Global Journey Through Beloved Pizza Styles: From Naples to New York


Is there any food more globally glorified than pizza?

The ultimate comfort food that traces its roots to Naples, Italy, has been adapted by cultures all over the world. Italians have even devised a series of lists of the best pizzas outside of Italy.

And it’s precisely pizza’s versatility that makes it so universally beloved, says Fabio Errante, an Italian ​​pizzaiolo (pizza maker) and author of “Fabioulous Pizza.” Errante says he’s cooked more than 300,000 pizzas in his lifetime.

“Pizza easily lends itself to extreme customization and fusion with other cultures and cuisines, and this explains why you will find a ‘pizzeria’ in every corner of the world,” he wrote in an email to CNN Travel.

Nino Coniglio, a ​​pizzaiolo and owner of Brooklyn Pizza Crew and Williamsburg Pizza in New York City, agrees that pizza’s adaptability is what makes it so popular.

It can be made with a near endless variety of toppings, he says, allowing individuals to create a pizza that’s just to their liking.

“Additionally, pizza is a social food that can be shared with friends and family, making it a perfect dish for gatherings and parties,” Coniglio says.

Pizza is also a comfort food that brings people together and evokes feelings of happiness and joy, he adds.

Pizza is a comfort food to Neapolitans, says Naples, Italy, native Enzo Algarme, co-founder of Pupatella, a Neapolitan pizzeria with several locations in Virginia. “Pizza has brought people together for generations,” he says, and in Naples there’s a pizza shop in every neighborhood. “Italians cook all sorts of things at home, but pizza is the one thing Italians go out to eat,” Algarme says.

The Art of Neapolitan ‘Pizzaiuolo’ is officially recognized as a UNESCO Intangible Cultural Heritage.

The Associazione Verace Pizza Napoletana (AVPN), founded in Naples in 1984 to “promote and protect in Italy and worldwide the true Neapolitan pizza,” according to its website, maintains that true Neapolitan pizza must be garnished with peeled tomato crushed by hand, sliced fresh tomato, buffalo mozzarella or fior di latte (traditional mozzarella), fresh basil leaves and extra virgin olive oil.

The dough must be made using just water, salt, yeast and flour, according to the AVPN, and the pizza must always be baked in a wood-burning oven. Another hallmark of real Neapolitan pizza is the raised edges of its crust, called cornicione.
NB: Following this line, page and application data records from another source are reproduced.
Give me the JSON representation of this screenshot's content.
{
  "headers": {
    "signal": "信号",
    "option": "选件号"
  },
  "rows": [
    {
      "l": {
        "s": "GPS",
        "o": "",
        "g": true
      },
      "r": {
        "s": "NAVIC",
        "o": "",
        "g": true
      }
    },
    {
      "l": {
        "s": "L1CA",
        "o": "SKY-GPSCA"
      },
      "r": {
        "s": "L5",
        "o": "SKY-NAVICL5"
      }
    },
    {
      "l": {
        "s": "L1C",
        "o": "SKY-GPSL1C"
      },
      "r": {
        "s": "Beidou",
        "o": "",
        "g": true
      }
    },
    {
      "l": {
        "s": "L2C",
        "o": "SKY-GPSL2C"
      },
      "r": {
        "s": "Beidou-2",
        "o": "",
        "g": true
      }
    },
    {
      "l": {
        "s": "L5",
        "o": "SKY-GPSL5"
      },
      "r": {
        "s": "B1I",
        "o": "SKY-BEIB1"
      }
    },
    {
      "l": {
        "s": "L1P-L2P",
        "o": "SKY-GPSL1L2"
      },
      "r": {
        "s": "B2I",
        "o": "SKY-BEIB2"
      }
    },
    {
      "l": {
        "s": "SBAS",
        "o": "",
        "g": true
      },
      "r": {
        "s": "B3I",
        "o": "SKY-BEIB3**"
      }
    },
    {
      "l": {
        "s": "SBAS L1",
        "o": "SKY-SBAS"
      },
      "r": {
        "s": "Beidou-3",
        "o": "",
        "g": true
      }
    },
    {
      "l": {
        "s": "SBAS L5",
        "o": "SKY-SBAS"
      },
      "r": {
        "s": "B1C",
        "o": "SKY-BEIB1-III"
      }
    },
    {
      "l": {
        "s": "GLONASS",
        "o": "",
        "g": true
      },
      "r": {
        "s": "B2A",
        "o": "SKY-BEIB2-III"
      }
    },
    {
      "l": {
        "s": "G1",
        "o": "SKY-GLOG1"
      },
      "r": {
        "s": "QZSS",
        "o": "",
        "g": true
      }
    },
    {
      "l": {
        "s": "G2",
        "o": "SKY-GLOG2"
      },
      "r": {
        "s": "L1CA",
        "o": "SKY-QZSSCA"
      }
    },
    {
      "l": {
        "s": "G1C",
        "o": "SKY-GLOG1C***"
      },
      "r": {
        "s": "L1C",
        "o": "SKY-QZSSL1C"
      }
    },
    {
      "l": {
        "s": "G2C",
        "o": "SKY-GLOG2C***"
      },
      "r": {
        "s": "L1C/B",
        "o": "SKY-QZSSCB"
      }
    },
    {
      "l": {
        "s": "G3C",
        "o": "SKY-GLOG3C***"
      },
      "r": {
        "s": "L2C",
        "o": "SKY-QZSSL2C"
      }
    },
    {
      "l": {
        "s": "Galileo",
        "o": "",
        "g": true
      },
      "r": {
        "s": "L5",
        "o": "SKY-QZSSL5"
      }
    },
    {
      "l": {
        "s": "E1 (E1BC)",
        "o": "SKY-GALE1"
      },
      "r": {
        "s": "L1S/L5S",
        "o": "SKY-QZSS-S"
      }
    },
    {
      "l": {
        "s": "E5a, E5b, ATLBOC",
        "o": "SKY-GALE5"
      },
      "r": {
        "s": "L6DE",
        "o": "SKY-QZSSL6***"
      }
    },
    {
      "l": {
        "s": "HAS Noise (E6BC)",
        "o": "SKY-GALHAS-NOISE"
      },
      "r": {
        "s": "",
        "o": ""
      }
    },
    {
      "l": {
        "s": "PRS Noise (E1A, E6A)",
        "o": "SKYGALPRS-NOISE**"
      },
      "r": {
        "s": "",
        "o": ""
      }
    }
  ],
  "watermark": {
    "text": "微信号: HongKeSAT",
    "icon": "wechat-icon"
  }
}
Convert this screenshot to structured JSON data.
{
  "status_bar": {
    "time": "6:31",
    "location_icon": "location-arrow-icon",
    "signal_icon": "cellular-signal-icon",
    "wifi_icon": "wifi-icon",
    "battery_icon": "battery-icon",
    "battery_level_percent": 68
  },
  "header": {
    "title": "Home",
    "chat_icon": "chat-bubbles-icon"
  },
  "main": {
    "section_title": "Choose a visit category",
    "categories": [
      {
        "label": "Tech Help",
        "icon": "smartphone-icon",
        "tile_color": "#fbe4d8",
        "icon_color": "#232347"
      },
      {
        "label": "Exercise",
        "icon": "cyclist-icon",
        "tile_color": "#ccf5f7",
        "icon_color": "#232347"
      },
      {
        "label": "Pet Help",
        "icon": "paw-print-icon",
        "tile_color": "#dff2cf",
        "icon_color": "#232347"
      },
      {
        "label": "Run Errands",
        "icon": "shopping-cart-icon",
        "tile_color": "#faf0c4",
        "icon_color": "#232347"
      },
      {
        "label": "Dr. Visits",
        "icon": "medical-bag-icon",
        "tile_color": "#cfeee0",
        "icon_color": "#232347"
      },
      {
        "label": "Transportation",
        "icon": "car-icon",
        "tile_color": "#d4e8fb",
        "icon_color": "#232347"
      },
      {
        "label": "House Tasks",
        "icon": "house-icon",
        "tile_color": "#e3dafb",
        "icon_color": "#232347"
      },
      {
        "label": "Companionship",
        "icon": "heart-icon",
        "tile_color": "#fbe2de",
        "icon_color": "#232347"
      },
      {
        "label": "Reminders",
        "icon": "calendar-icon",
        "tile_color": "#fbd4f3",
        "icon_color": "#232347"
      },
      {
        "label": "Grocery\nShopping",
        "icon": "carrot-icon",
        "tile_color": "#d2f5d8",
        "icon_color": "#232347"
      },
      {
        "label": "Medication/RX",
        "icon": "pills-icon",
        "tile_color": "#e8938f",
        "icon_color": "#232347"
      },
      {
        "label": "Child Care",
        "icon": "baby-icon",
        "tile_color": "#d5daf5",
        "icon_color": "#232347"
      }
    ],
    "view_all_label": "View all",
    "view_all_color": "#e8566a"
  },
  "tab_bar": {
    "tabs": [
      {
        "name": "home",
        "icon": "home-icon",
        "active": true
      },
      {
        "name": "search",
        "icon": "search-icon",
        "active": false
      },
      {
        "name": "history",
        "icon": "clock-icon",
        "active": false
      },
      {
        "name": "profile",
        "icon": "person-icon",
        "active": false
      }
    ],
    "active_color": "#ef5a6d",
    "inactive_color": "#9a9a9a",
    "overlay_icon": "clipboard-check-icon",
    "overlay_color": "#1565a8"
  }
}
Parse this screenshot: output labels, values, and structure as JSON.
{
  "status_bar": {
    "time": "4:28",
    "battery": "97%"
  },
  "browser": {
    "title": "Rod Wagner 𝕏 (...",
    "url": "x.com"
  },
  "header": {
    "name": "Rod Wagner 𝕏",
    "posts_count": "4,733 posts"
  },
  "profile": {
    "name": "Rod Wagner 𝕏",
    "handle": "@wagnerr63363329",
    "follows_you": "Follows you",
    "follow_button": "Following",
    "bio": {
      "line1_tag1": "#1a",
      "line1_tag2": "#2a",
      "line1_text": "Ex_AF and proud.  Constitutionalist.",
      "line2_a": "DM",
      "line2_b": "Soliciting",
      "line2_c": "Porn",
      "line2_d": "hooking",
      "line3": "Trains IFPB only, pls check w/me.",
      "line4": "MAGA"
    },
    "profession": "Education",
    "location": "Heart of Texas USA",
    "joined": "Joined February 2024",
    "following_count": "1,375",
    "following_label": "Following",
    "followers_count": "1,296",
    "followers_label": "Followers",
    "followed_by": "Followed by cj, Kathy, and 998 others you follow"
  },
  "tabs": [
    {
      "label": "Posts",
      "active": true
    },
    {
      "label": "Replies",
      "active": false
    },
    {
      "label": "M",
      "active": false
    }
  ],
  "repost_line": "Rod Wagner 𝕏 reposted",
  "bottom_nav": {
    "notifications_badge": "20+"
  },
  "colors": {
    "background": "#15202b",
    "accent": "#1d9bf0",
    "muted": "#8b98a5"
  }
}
There are two styles of pizza in Rome, says Henry Cunningham of The Roman Food Tour, which visits famous pizzerias among other iconic eateries during tours in Rome’s Prati and Trastevere neighborhoods. “Whole round pizza, called pizza tonda, and the rectangular pizza, al taglio, which means pizza by the slice.”

Pizza fans flock from all over the world to Pizzarium in Prati, owned by famed baker Gabriele Bonci, one of Italy’s most famous pizzaioli (and a star in the Netflix series, “Chef’s Table: Pizza”), to try the pizza al taglio, Cunningham says. Specify the type and how much you want (choosing from seasonal toppings such as zucchini flowers and artichokes), and your slice will be cut with scissors before your eyes and priced according to its weight.

Pizza tonda is “paper thin and the edge is super crispy and not raised at all, although some bubbles are accepted,” according to Errante. Olive oil in the dough adds to the crispiness of the finished crust. And the dough is usually prepared using a rolling pin, he says, “in order to blow all the gas pockets in the dough that otherwise would make the pizza puff up while baking.”

“Whatever you do, don’t dream of asking for it with pineapple,” says Tatyana Serraino, a guide with The Roman Food Tour who says that’s considered a cardinal sin.